* **Work to complete**:
All lines in the material below that hold "selected" should be found and copied.
■ ■ ■ ■
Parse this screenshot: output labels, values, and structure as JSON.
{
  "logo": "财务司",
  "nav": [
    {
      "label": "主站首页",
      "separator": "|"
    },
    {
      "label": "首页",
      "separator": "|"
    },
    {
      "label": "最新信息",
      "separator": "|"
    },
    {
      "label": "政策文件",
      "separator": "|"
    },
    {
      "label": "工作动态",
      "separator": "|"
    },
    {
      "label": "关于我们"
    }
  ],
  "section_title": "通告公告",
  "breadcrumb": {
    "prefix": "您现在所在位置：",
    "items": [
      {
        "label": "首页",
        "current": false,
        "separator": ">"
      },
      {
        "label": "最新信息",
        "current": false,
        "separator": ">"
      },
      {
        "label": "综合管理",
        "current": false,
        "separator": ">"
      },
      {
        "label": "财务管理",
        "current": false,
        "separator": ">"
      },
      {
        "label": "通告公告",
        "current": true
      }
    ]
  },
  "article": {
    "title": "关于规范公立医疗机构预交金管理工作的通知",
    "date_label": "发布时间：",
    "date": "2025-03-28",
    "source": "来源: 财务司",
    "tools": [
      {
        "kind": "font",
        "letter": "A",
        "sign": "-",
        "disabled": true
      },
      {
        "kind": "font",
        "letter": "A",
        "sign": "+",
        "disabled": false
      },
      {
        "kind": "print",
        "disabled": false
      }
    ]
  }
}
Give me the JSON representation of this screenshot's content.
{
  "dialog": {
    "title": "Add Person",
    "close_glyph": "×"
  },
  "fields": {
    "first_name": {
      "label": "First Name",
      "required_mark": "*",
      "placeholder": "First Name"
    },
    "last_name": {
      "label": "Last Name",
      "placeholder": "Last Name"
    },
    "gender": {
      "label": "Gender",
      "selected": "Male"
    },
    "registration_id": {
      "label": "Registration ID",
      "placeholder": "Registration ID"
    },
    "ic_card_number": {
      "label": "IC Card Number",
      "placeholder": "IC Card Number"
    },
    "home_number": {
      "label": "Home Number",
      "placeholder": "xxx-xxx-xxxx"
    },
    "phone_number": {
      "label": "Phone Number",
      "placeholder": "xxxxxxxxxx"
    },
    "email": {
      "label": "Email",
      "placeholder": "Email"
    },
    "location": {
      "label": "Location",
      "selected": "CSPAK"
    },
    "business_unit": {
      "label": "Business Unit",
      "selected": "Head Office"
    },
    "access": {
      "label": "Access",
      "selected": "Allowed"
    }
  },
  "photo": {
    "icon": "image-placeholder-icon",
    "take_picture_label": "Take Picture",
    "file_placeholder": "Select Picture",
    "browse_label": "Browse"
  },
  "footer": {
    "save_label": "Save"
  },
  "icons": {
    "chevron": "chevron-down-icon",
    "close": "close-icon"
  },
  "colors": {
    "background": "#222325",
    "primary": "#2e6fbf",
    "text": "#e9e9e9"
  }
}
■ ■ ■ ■
* **Result for this task**:
      "selected": "Male"
      "selected": "CSPAK"
      "selected": "Head Office"
      "selected": "Allowed"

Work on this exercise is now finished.